Last Updated Nov 30, 2009 6:34 PM EST
Luckily, I had some good managers and mentors over the years. And while I'll probably be working on my "issues" until I die, I credit a good deal of my success with learning how not to be such a micromanager.
Don't get me wrong. Whether you're a small business owner or a manager in company, you can be successful as a micromanager. According to the Wall Street Journal, former Disney CEO Michael Eisner ordered stronger bulbs put in reading lights in Disney hotels. Former President Jimmy Carter personally reviewed requests for White House tennis courts. And Martha Stewart described herself as a "maniacal micromanager."
That said, in my experience, your odds of success are significantly reduced and, more importantly, you and your employees will be miserable. Many of the CEOs I've worked for were micromanagers, and in every case, that led to significant problems that stunted their careers and their company's success. The reasons are pretty straightforward and logical.
In general, their lack of trust, disruptive style, and extreme focus on minutiae resulted in tunnel vision, poor perspective, and lack of objectivity. In short, by paying too much attention to small stuff, they missed the big picture.

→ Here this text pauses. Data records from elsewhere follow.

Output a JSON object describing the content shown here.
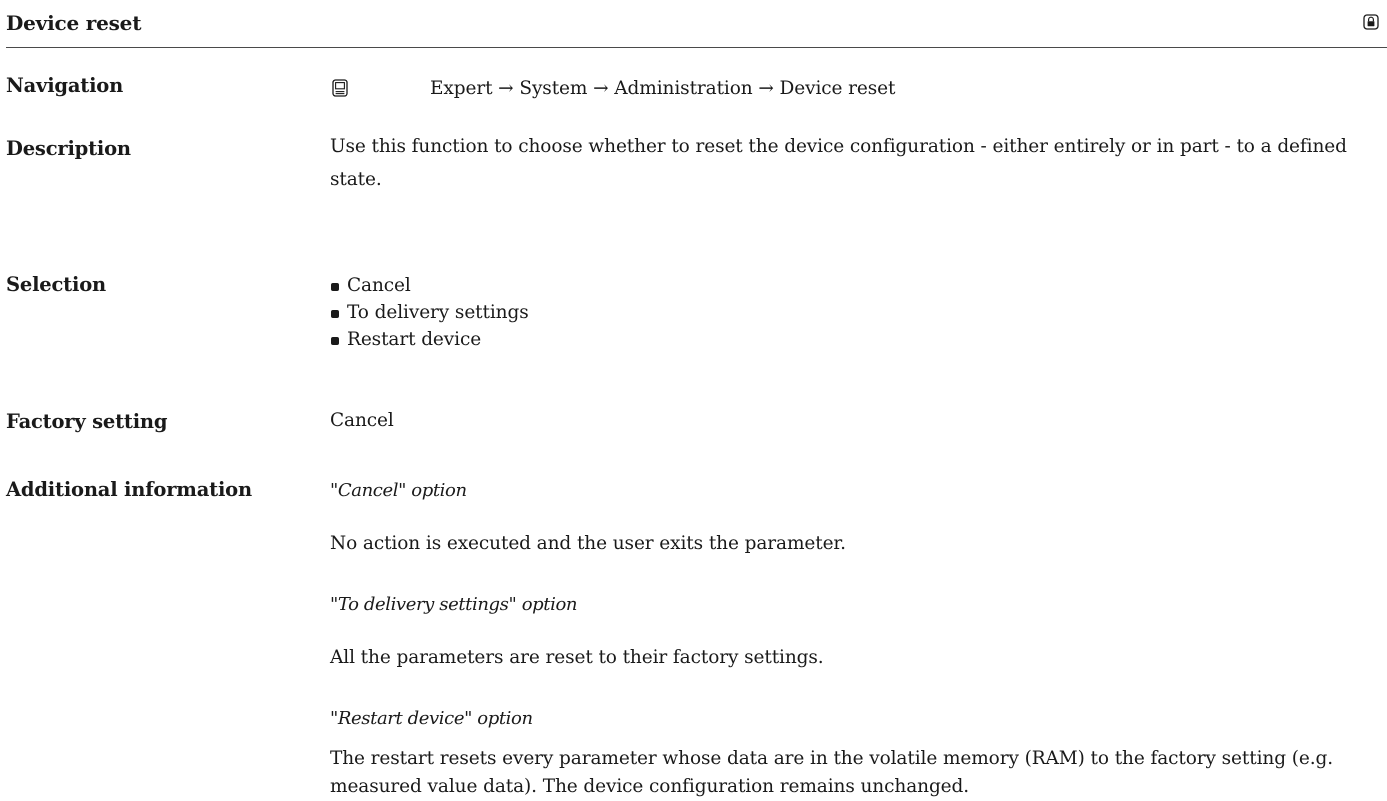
{
  "header": {
    "title": "Device reset",
    "icon": "lock-icon"
  },
  "navigation": {
    "label": "Navigation",
    "icon": "display-icon",
    "path": "Expert → System → Administration → Device reset"
  },
  "description": {
    "label": "Description",
    "text": "Use this function to choose whether to reset the device configuration - either entirely or in part - to a defined state."
  },
  "selection": {
    "label": "Selection",
    "options": [
      "Cancel",
      "To delivery settings",
      "Restart device"
    ]
  },
  "factory_setting": {
    "label": "Factory setting",
    "value": "Cancel"
  },
  "additional_information": {
    "label": "Additional information",
    "items": [
      {
        "heading": "\"Cancel\" option",
        "text": "No action is executed and the user exits the parameter."
      },
      {
        "heading": "\"To delivery settings\" option",
        "text": "All the parameters are reset to their factory settings."
      },
      {
        "heading": "\"Restart device\" option",
        "text": "The restart resets every parameter whose data are in the volatile memory (RAM) to the factory setting (e.g. measured value data). The device configuration remains unchanged."
      }
    ]
  }
}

The result is that micromanagers simply don't scale well. In other words, they may have a brilliant vision that gets their business or company to a certain point, but their inability to empower others and drive decision making down to the appropriate organizational level keeps them and their company from growing past a certain point.
For example, a single-product company with a relatively narrow vision may not be able to grow to a multi-product company with a bigger and broader vision. Or the company will tend to react poorly and slowly to significant competitive or market changes. Inability to evolve with the market and effectively parry competitive thrusts will almost certainly stunt a company's growth.

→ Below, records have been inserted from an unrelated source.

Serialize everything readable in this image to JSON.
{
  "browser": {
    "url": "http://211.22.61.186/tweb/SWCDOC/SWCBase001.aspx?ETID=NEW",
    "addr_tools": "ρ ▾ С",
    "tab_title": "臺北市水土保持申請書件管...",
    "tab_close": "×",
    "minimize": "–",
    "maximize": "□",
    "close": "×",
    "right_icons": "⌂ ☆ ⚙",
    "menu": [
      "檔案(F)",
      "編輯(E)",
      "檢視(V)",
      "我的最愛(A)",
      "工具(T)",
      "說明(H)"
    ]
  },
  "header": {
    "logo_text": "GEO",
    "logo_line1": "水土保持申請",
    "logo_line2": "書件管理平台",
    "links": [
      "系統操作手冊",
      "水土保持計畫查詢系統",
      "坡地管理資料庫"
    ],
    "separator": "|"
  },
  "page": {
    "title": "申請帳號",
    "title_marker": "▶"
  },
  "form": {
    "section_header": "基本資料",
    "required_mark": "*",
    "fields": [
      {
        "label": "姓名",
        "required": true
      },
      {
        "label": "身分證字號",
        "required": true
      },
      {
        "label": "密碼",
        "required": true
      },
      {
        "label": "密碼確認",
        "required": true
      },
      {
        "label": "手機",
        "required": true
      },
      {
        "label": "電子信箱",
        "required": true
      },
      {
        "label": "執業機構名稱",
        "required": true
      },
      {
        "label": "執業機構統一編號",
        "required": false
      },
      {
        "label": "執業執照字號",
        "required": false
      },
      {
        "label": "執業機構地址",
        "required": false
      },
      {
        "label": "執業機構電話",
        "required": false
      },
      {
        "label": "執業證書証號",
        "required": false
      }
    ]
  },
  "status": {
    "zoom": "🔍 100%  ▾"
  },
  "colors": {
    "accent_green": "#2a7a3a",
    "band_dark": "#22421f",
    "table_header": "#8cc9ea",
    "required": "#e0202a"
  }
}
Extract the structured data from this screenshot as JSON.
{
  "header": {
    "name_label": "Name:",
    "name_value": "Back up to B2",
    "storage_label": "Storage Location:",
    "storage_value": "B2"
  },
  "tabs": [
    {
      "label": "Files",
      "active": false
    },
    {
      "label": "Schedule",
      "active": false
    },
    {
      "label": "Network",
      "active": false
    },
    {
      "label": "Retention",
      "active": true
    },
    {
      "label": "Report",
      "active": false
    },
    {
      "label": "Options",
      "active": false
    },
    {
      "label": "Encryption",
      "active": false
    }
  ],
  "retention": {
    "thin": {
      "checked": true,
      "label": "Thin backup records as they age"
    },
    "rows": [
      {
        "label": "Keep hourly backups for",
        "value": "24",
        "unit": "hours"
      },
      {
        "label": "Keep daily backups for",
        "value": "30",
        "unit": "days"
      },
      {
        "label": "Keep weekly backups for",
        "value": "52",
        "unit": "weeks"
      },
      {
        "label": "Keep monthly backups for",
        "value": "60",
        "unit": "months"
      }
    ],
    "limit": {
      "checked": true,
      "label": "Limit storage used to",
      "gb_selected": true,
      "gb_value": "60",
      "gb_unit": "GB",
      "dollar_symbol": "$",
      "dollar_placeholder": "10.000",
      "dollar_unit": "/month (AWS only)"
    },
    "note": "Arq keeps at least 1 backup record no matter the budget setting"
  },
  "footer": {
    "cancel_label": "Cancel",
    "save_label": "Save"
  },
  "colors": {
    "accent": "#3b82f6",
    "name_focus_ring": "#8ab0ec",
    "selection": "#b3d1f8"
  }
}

On the flip-side, there are executives like HP CEO Mark Hurd who essentially turned the company around by streamlining the organization and empowering key executives to better execute on the company's growth businesses.
And, as we explored in The 10 Rules of Great Groups, even Apple's Steve Jobs - a superstar CEO in his own right - has, by all accounts, built a stellar management team capable of operating successfully during his recent extended absence.

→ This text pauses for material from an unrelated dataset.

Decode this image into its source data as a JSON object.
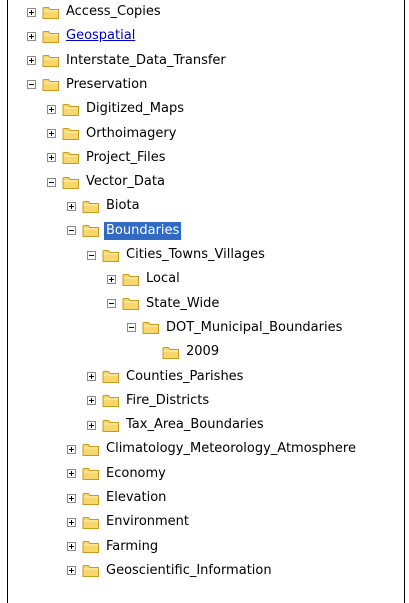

Maybe that explains the underlying problem with micromanagers. I'm no shrink, but it seems that they may be overly narcissistic and insecure. As a result, perhaps they're incapable of envisioning their company or group operating without them. I could be wrong, but that sure sounds like a recipe for failure.